Any documentary filmmaker present in this situation is faced with a precarious choice: to record powerless people in their most vulnerable state or to turn the camera off, in which case no one will ever witness their suffering. A different approach, as in BBC 2’s Exodus, another recent documentary about the crisis, is to give migrants cellphone cameras to record their own journey. While the end product in Exodus still reflects the institution’s editing practices, seeing people on boats interact with one another, sending GPS locations to friends in the US via Whatsapp and the like, makes the people on boats seem more three dimensional to Western audiences, and fosters a possible imagination of integration.
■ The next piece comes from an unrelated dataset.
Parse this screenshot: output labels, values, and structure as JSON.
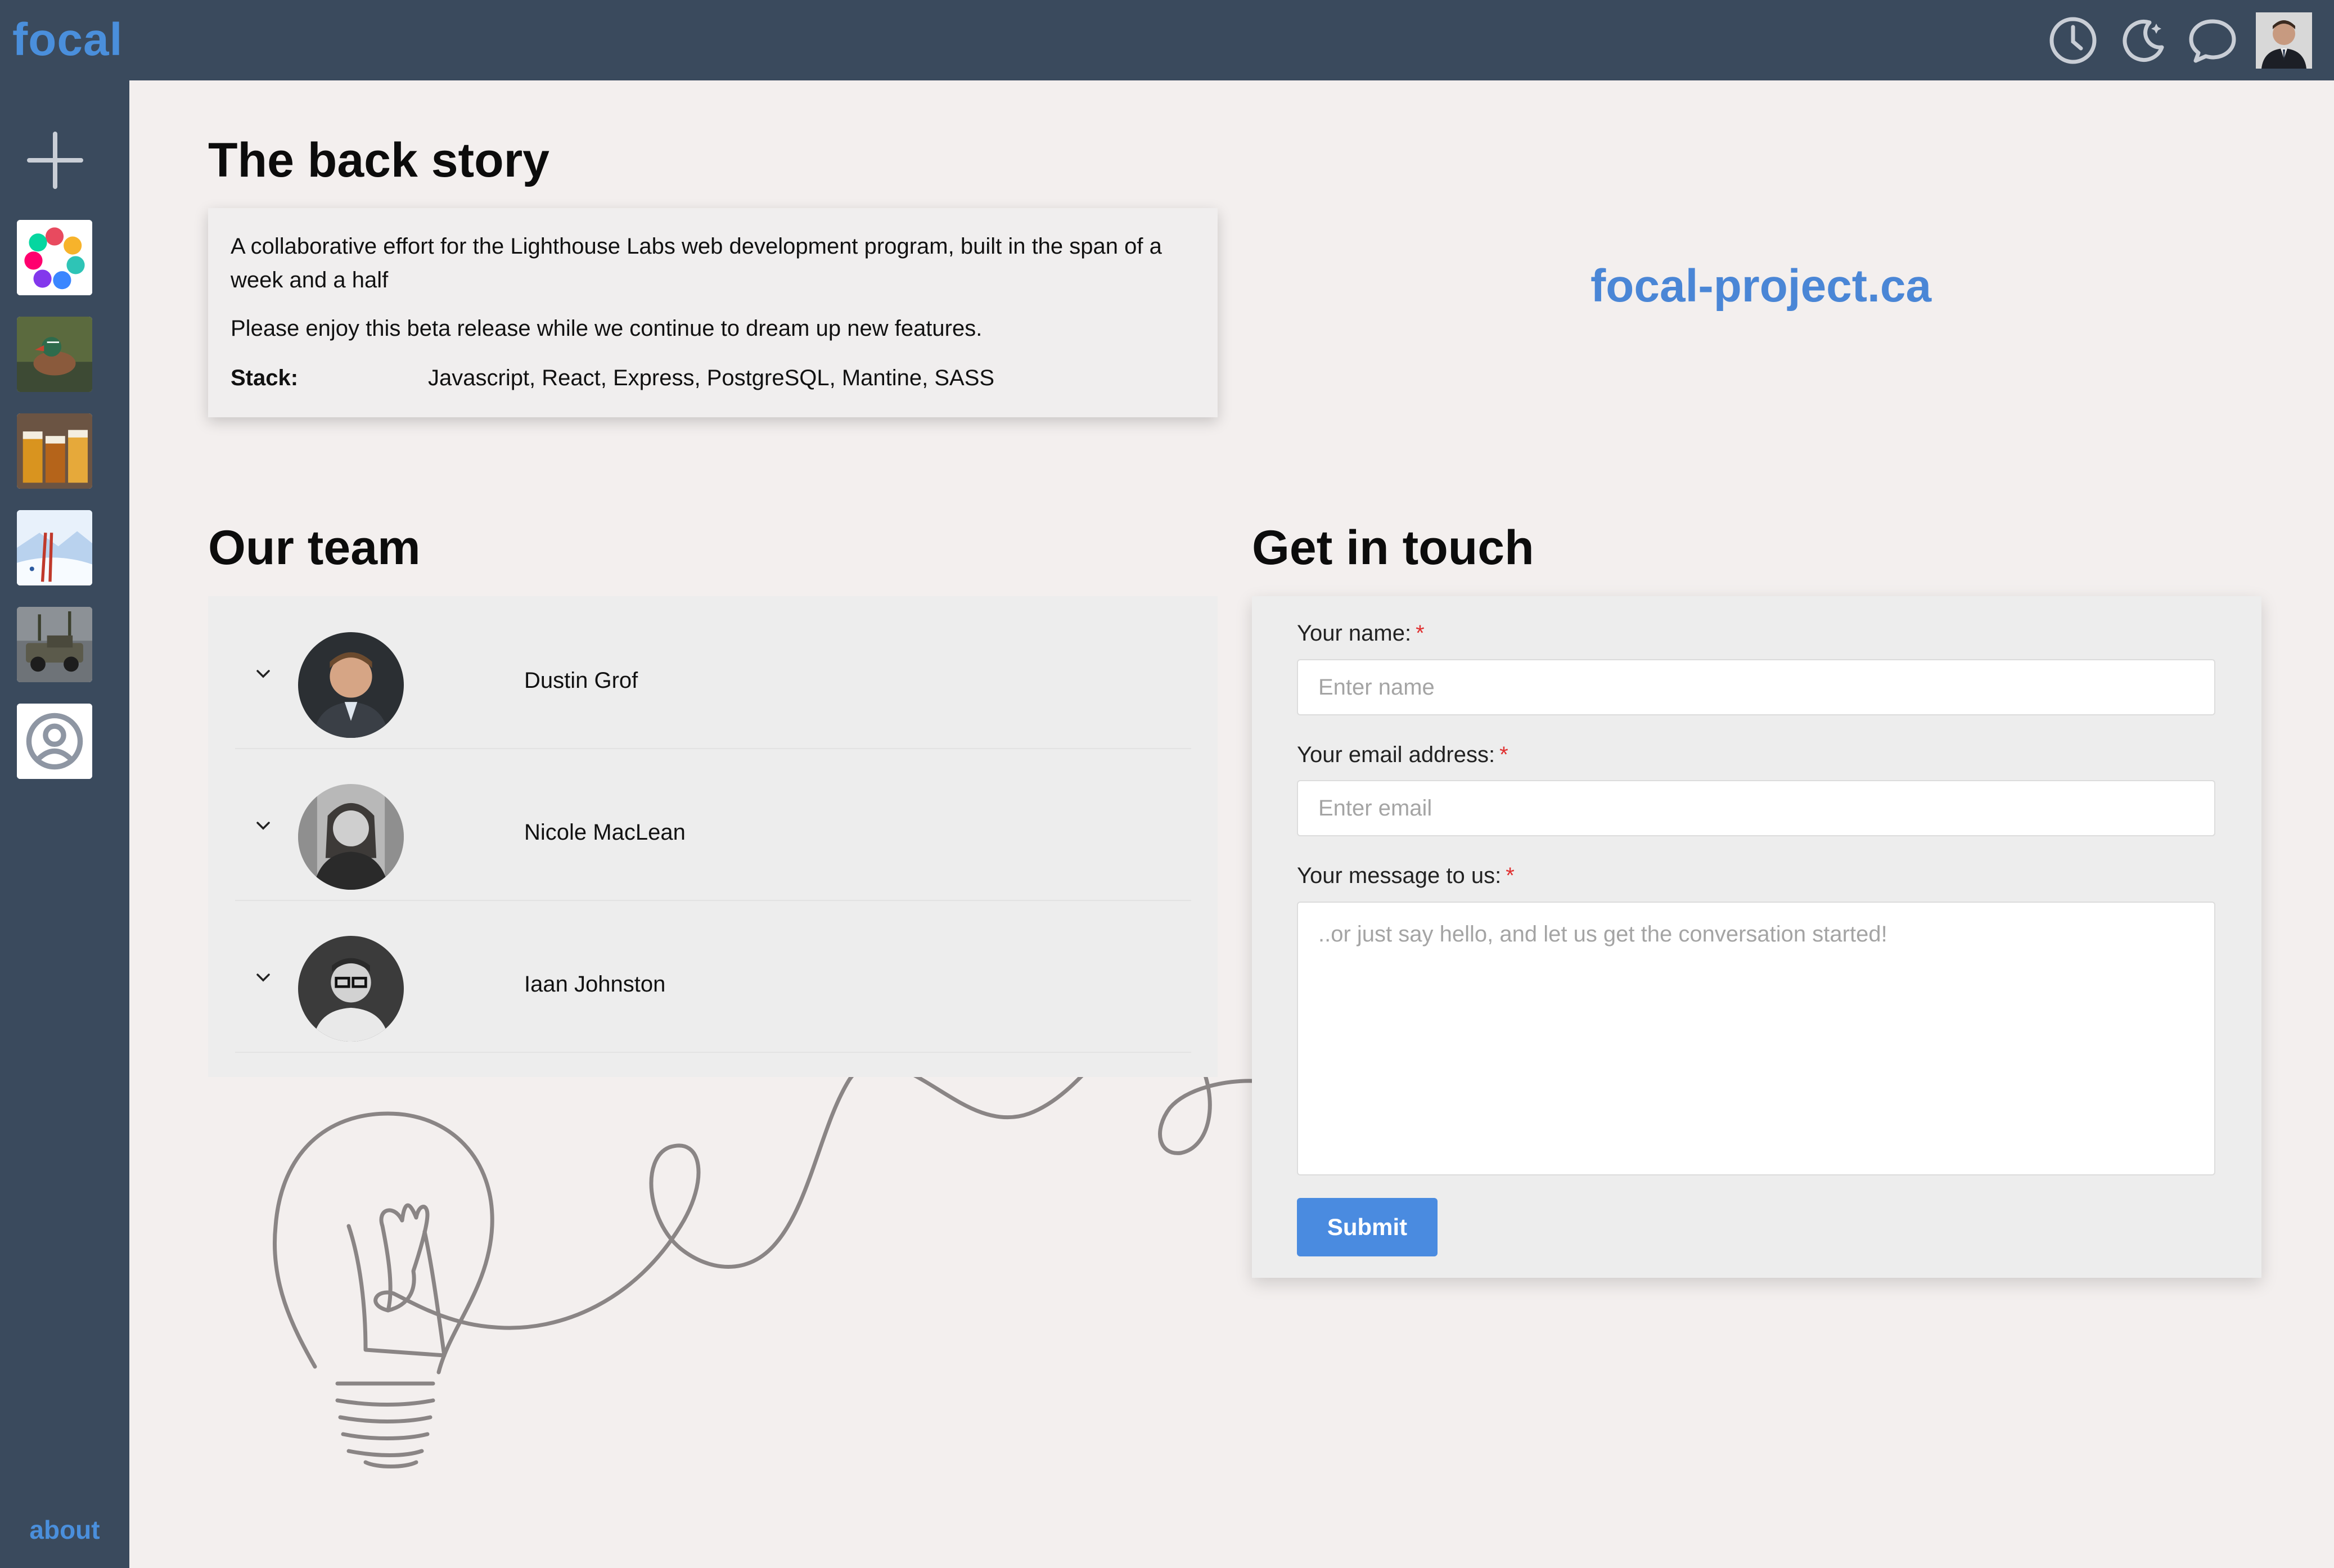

Rosi’s film showcases the problem of documenting an ongoing crisis and a society that seems to vacillate between Willkommenskultur (culture of welcoming) and xenophobia. While the architecture of Lampedusa – the remoteness of the camp from the places where the Italians live – might suggest a physical and therefore social divide, one also has to take into consideration that keeping the two localities divided on screen is a conscious choice to create a disconnect that suggests that Europe has no accountability in creating the crisis. Even before Lampedusa became a refuge, idyllic Europe was an implicit player in colonial as well as post-colonial exploitation of the regions people are fleeing from today.
Rosi’s film, as A.O. Scott writes, doesn’t raise awareness but “cultivates alertness.” To come back to Nichols, Rosi’s silent witnessing certainly allows for an occasion to be charitable. His images do show us in Europe and elsewhere the fire at sea that we often miss when we only pay attention to the changing demographics in our own city centers. The film does not, however, strive to show us any commonalities between Arab or African and European life. By invoking conservative ethnography traditions that exoticize Others, one has to wonder if Rosi’s filmmaking practices are a wider metaphor not just for Europe but for the time we live in.
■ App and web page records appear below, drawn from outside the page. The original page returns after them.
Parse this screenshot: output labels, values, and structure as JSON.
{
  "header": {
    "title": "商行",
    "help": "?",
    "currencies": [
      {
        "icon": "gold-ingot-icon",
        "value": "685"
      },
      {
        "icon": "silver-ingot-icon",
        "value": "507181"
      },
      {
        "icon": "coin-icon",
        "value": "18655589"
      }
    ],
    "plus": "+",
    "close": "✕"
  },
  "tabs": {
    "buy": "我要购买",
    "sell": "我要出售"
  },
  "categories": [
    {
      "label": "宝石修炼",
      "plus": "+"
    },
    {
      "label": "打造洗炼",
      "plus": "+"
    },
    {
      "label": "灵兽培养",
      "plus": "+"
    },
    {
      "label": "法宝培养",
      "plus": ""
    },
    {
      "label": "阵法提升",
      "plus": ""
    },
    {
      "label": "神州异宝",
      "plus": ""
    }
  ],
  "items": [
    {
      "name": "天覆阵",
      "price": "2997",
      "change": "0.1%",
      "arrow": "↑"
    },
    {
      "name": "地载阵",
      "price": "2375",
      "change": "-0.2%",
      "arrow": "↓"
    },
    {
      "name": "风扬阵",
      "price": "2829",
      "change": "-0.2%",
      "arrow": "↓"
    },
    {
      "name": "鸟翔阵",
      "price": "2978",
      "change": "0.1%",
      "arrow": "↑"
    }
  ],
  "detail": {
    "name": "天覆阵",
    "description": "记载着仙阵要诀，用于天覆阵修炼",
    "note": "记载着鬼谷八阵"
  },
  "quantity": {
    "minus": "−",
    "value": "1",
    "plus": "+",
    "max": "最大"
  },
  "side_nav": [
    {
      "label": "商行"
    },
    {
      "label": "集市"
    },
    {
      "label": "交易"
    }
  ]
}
2 thoughts on “October: Fire at Sea”
Each time I have watched “Fire at Sea” I was left with the sensation that in making it Rosi has been more preoccupied to develop a “poetic” documentary than to actually tackle the immigrant’s crisis. Indeed, not only the actual crisis hardly even finds space on screen, but the film is mostly “artificial” in its construction and “empty” narrative-wise . Emblematic of where Rosi’s preoccupation actually lies and of the “emptiness” of his film is the sequence in which we see the doctor checking the children’s eyesight. This is clearly an enacted scene that has no actual function other than that of paying homage to Joshua Oppenheimer’s “The Look of Silence”.
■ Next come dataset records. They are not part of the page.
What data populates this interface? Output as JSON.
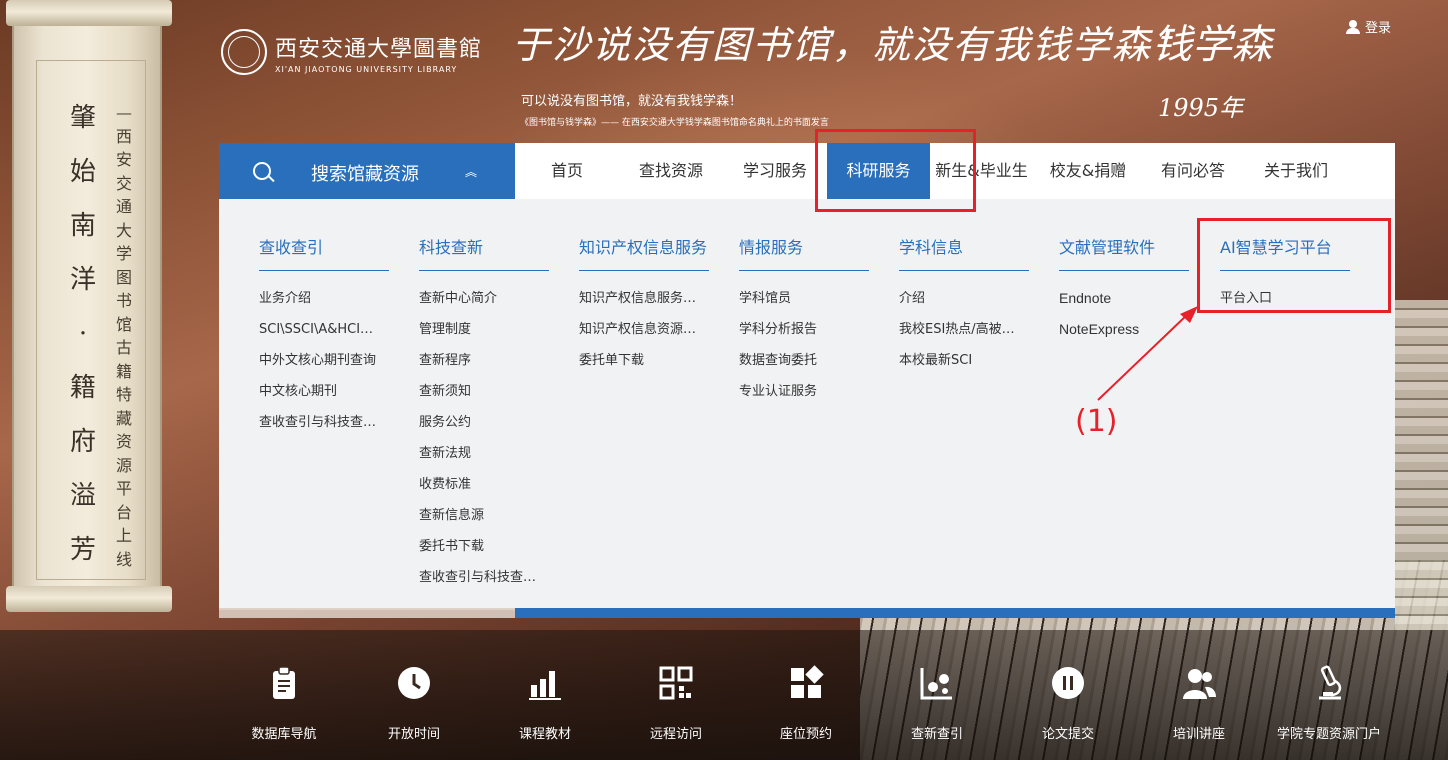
{
  "header": {
    "logo_cn": "西安交通大學圖書館",
    "logo_en": "XI'AN JIAOTONG UNIVERSITY LIBRARY",
    "calligraphy": "于沙说没有图书馆，就没有我钱学森！",
    "calligraphy_sign": "钱学森",
    "calligraphy_year": "1995年",
    "quote_line1": "可以说没有图书馆，就没有我钱学森！",
    "quote_line2": "《图书馆与钱学森》——  在西安交通大学钱学森图书馆命名典礼上的书面发言",
    "login": "登录"
  },
  "scroll": {
    "main_chars": [
      "肇",
      "始",
      "南",
      "洋",
      "·",
      "籍",
      "府",
      "溢",
      "芳"
    ],
    "sub_chars": [
      "—",
      "西",
      "安",
      "交",
      "通",
      "大",
      "学",
      "图",
      "书",
      "馆",
      "古",
      "籍",
      "特",
      "藏",
      "资",
      "源",
      "平",
      "台",
      "上",
      "线"
    ]
  },
  "nav": {
    "search_label": "搜索馆藏资源",
    "items": [
      {
        "label": "首页"
      },
      {
        "label": "查找资源"
      },
      {
        "label": "学习服务"
      },
      {
        "label": "科研服务"
      },
      {
        "label": "新生&毕业生"
      },
      {
        "label": "校友&捐赠"
      },
      {
        "label": "有问必答"
      },
      {
        "label": "关于我们"
      }
    ]
  },
  "menu": {
    "columns": [
      {
        "title": "查收查引",
        "items": [
          "业务介绍",
          "SCI\\SSCI\\A&HCI…",
          "中外文核心期刊查询",
          "中文核心期刊",
          "查收查引与科技查…"
        ]
      },
      {
        "title": "科技查新",
        "items": [
          "查新中心简介",
          "管理制度",
          "查新程序",
          "查新须知",
          "服务公约",
          "查新法规",
          "收费标准",
          "查新信息源",
          "委托书下载",
          "查收查引与科技查…"
        ]
      },
      {
        "title": "知识产权信息服务",
        "items": [
          "知识产权信息服务…",
          "知识产权信息资源…",
          "委托单下载"
        ]
      },
      {
        "title": "情报服务",
        "items": [
          "学科馆员",
          "学科分析报告",
          "数据查询委托",
          "专业认证服务"
        ]
      },
      {
        "title": "学科信息",
        "items": [
          "介绍",
          "我校ESI热点/高被…",
          "本校最新SCI"
        ]
      },
      {
        "title": "文献管理软件",
        "items": [
          "Endnote",
          "NoteExpress"
        ]
      },
      {
        "title": "AI智慧学习平台",
        "items": [
          "平台入口"
        ]
      }
    ]
  },
  "annotation": {
    "label": "(1)",
    "color": "#e8202a"
  },
  "quick_links": [
    {
      "label": "数据库导航",
      "icon": "clipboard-icon"
    },
    {
      "label": "开放时间",
      "icon": "clock-icon"
    },
    {
      "label": "课程教材",
      "icon": "bar-chart-icon"
    },
    {
      "label": "远程访问",
      "icon": "qr-code-icon"
    },
    {
      "label": "座位预约",
      "icon": "grid-icon"
    },
    {
      "label": "查新查引",
      "icon": "scatter-icon"
    },
    {
      "label": "论文提交",
      "icon": "pause-circle-icon"
    },
    {
      "label": "培训讲座",
      "icon": "users-icon"
    },
    {
      "label": "学院专题资源门户",
      "icon": "microscope-icon"
    }
  ],
  "colors": {
    "primary": "#2a6fbc",
    "annotation_red": "#e8202a",
    "menu_bg": "#f1f2f3"
  }
}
Rosi’s film is full of aesthetism and it lacks of any comprhension of the immigrant’s tragedy. It lingers on collateral charachters as the children and it has no pity for the death of so many innocent people. Beautiful images without heart, images without imagination.